You can support a loved one experiencing or recovering from drug-induced psychosis by:
- Seeking medical assistance: Often drug-induced psychosis comes with symptoms that might be difficult to handle at home, putting both the individual and others at risk for harm. Don’t be afraid to call 911 sooner rather than later. There may also be treatments available in a clinical setting to help the individual deal with the psychotic symptoms.
- Encouraging treatment: While substance-induced psychosis may result from prescribed medicines or toxins, it is more common that this condition results from drug misuse. The person experiencing psychosis may require drug rehabilitation to avoid a recurrence of psychosis or other debilitating consequences of drug misuse.
- Checking-in: If the person lives alone, try to check in on the person frequently or arrange for nursing assistance until the individual is completely recovered. Without being too overbearing, ask the person how they are feeling and try to do more listening than speaking. Try to be a calm, nonjudgmental presence for the person.
- Being patient: It can take weeks for symptoms to resolve. During recovery, individuals may not be able to engage in normal household duties and work activities. Patience and support from family members is important in giving the individual the time and space to recover.
- Join a support group: A support group can provide a safe, validating environment for family members, and also a forum to learn tips and strategies. When family members take the time to educate themselves about psychosis, drugs, and how to best help their loved one, the individual tends to be more successful in overcoming symptoms and having a successful recovery.21,23

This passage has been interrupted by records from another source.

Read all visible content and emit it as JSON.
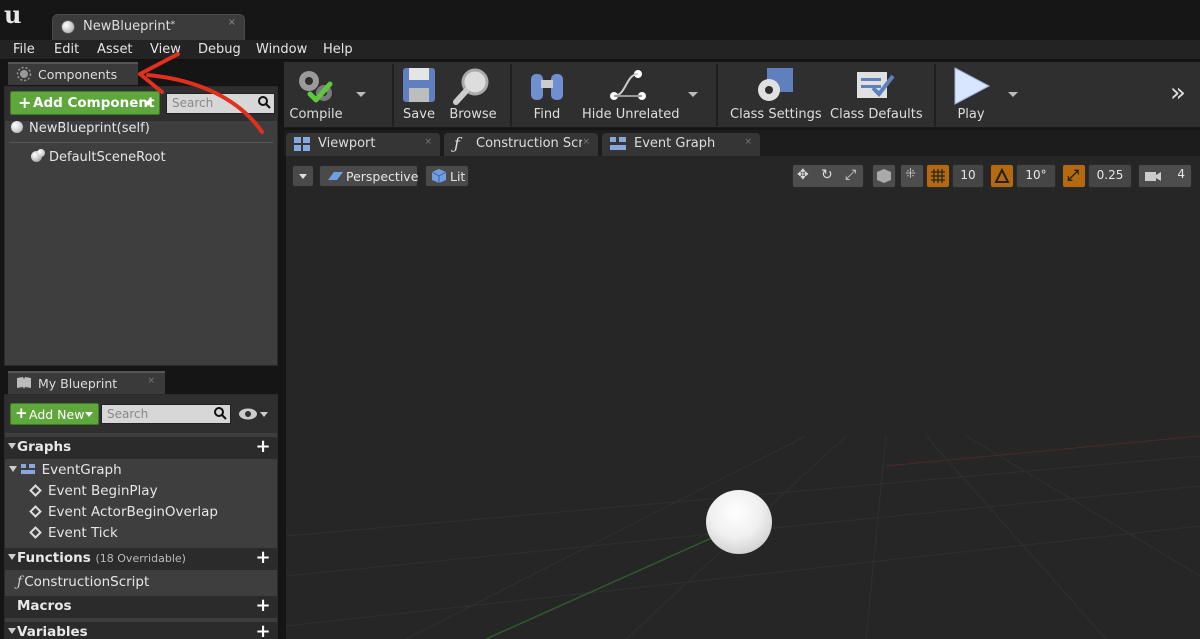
{
  "window": {
    "doc_tab_title": "NewBlueprint",
    "doc_tab_modified": "*",
    "close_glyph": "×"
  },
  "menu": [
    "File",
    "Edit",
    "Asset",
    "View",
    "Debug",
    "Window",
    "Help"
  ],
  "components_panel": {
    "tab_label": "Components",
    "add_button_label": "Add Component",
    "add_button_prefix": "+",
    "search_placeholder": "Search",
    "tree": [
      {
        "label": "NewBlueprint(self)",
        "icon": "sphere-icon"
      },
      {
        "label": "DefaultSceneRoot",
        "icon": "scene-root-icon"
      }
    ]
  },
  "toolbar": {
    "buttons": [
      {
        "label": "Compile",
        "icon": "compile-gears-icon",
        "has_dropdown": true
      },
      {
        "label": "Save",
        "icon": "floppy-disk-icon"
      },
      {
        "label": "Browse",
        "icon": "magnifier-icon"
      },
      {
        "label": "Find",
        "icon": "binoculars-icon"
      },
      {
        "label": "Hide Unrelated",
        "icon": "node-graph-icon",
        "has_dropdown": true
      },
      {
        "label": "Class Settings",
        "icon": "gear-settings-icon"
      },
      {
        "label": "Class Defaults",
        "icon": "checklist-icon"
      },
      {
        "label": "Play",
        "icon": "play-icon",
        "has_dropdown": true
      }
    ],
    "overflow_glyph": "»"
  },
  "editor_tabs": [
    {
      "label": "Viewport",
      "icon": "viewport-grid-icon"
    },
    {
      "label": "Construction Scrip",
      "icon": "function-icon"
    },
    {
      "label": "Event Graph",
      "icon": "event-graph-icon"
    }
  ],
  "viewport": {
    "perspective_label": "Perspective",
    "lit_label": "Lit",
    "grid_snap_value": "10",
    "rotation_snap_value": "10°",
    "scale_snap_value": "0.25",
    "camera_speed_value": "4",
    "accent_orange": "#b56a10"
  },
  "my_blueprint": {
    "tab_label": "My Blueprint",
    "add_new_label": "Add New",
    "add_new_prefix": "+",
    "search_placeholder": "Search",
    "graphs_label": "Graphs",
    "event_graph_label": "EventGraph",
    "events": [
      "Event BeginPlay",
      "Event ActorBeginOverlap",
      "Event Tick"
    ],
    "functions_label": "Functions",
    "functions_note": "(18 Overridable)",
    "construction_script_label": "ConstructionScript",
    "macros_label": "Macros",
    "variables_label": "Variables"
  },
  "colors": {
    "green_button": "#5fa63d",
    "annotation_red": "#e0301e"
  }
}
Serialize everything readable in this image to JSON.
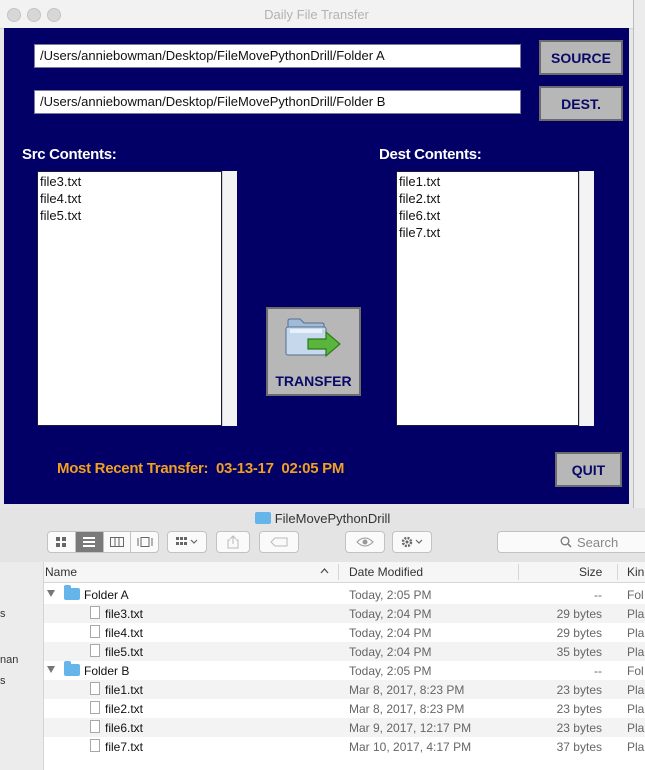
{
  "app": {
    "title": "Daily File Transfer",
    "source_path": "/Users/anniebowman/Desktop/FileMovePythonDrill/Folder A",
    "dest_path": "/Users/anniebowman/Desktop/FileMovePythonDrill/Folder B",
    "source_button": "SOURCE",
    "dest_button": "DEST.",
    "src_label": "Src Contents:",
    "dest_label": "Dest Contents:",
    "src_files": [
      "file3.txt",
      "file4.txt",
      "file5.txt"
    ],
    "dest_files": [
      "file1.txt",
      "file2.txt",
      "file6.txt",
      "file7.txt"
    ],
    "transfer_button": "TRANSFER",
    "recent_label": "Most Recent Transfer:",
    "recent_date": "03-13-17",
    "recent_time": "02:05 PM",
    "quit_button": "QUIT",
    "background_color": "#020066",
    "accent_color": "#f0a020"
  },
  "finder": {
    "title": "FileMovePythonDrill",
    "search_placeholder": "Search",
    "columns": {
      "name": "Name",
      "date": "Date Modified",
      "size": "Size",
      "kind": "Kin"
    },
    "sidebar_fragments": [
      "s",
      "nan",
      "s"
    ],
    "rows": [
      {
        "name": "Folder A",
        "type": "folder",
        "date": "Today, 2:05 PM",
        "size": "--",
        "kind": "Fol"
      },
      {
        "name": "file3.txt",
        "type": "file",
        "date": "Today, 2:04 PM",
        "size": "29 bytes",
        "kind": "Pla"
      },
      {
        "name": "file4.txt",
        "type": "file",
        "date": "Today, 2:04 PM",
        "size": "29 bytes",
        "kind": "Pla"
      },
      {
        "name": "file5.txt",
        "type": "file",
        "date": "Today, 2:04 PM",
        "size": "35 bytes",
        "kind": "Pla"
      },
      {
        "name": "Folder B",
        "type": "folder",
        "date": "Today, 2:05 PM",
        "size": "--",
        "kind": "Fol"
      },
      {
        "name": "file1.txt",
        "type": "file",
        "date": "Mar 8, 2017, 8:23 PM",
        "size": "23 bytes",
        "kind": "Pla"
      },
      {
        "name": "file2.txt",
        "type": "file",
        "date": "Mar 8, 2017, 8:23 PM",
        "size": "23 bytes",
        "kind": "Pla"
      },
      {
        "name": "file6.txt",
        "type": "file",
        "date": "Mar 9, 2017, 12:17 PM",
        "size": "23 bytes",
        "kind": "Pla"
      },
      {
        "name": "file7.txt",
        "type": "file",
        "date": "Mar 10, 2017, 4:17 PM",
        "size": "37 bytes",
        "kind": "Pla"
      }
    ]
  }
}
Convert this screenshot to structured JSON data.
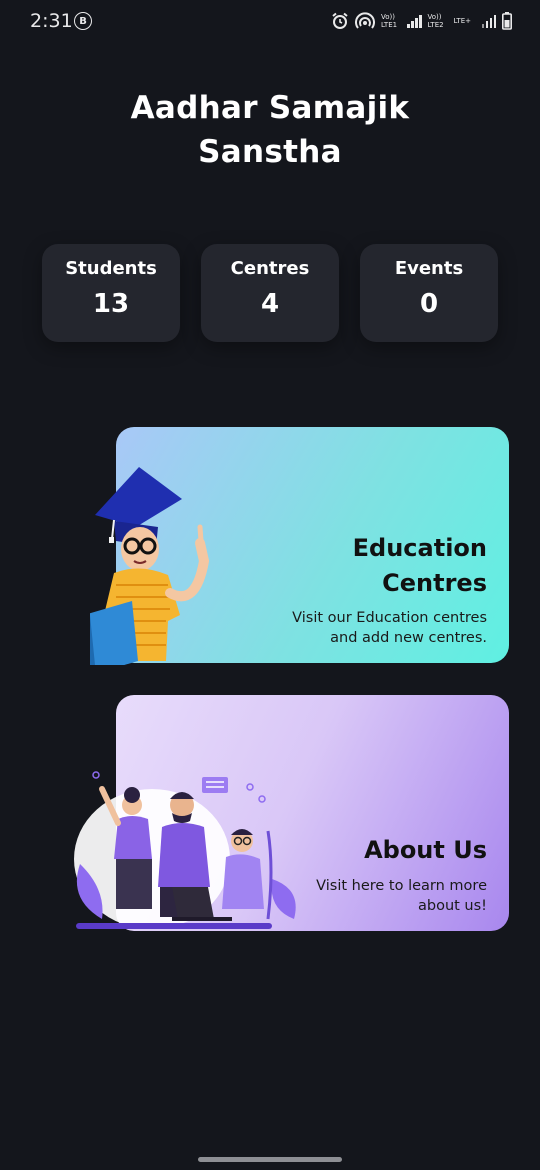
{
  "status": {
    "time": "2:31",
    "badge": "B",
    "sim1": "Vo)) LTE1",
    "sim2": "Vo)) LTE2",
    "lte_plus": "LTE+"
  },
  "title": {
    "line1": "Aadhar Samajik",
    "line2": "Sanstha"
  },
  "stats": [
    {
      "label": "Students",
      "value": "13"
    },
    {
      "label": "Centres",
      "value": "4"
    },
    {
      "label": "Events",
      "value": "0"
    }
  ],
  "cards": {
    "education": {
      "title_line1": "Education",
      "title_line2": "Centres",
      "desc_line1": "Visit our Education centres",
      "desc_line2": "and add new centres."
    },
    "about": {
      "title": "About Us",
      "desc_line1": "Visit here to learn more",
      "desc_line2": "about us!"
    }
  },
  "icons": {
    "alarm": "alarm-icon",
    "hotspot": "hotspot-icon",
    "signal": "signal-icon",
    "battery": "battery-icon"
  },
  "colors": {
    "background": "#14161c",
    "stat_card": "#24262e",
    "edu_gradient_start": "#a9c8f7",
    "edu_gradient_end": "#5ff0e2",
    "about_gradient_start": "#e8dcfb",
    "about_gradient_end": "#a887ee"
  }
}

- Self-care: Supporting your family member through persisting psychotic symptoms can be challenging, frustrating, and emotionally exhausting. It is imperative that you take care of yourself as well to recharge, refresh, and de-stress. Take time to engage in self-care to keep yourself strong for others.
Drug-induced psychosis can manifest in a variety of ways depending on the offending substance. Symptoms that persist beyond intoxication or acute withdrawal can be frightening for the individual and others. While the condition is relatively brief, it can convert to a primary psychosis or reveal a vulnerability to psychosis. Professional help can often be helpful in treating not just the drug-induced psychosis, but also underlying causes that may have led to drug use in the first place.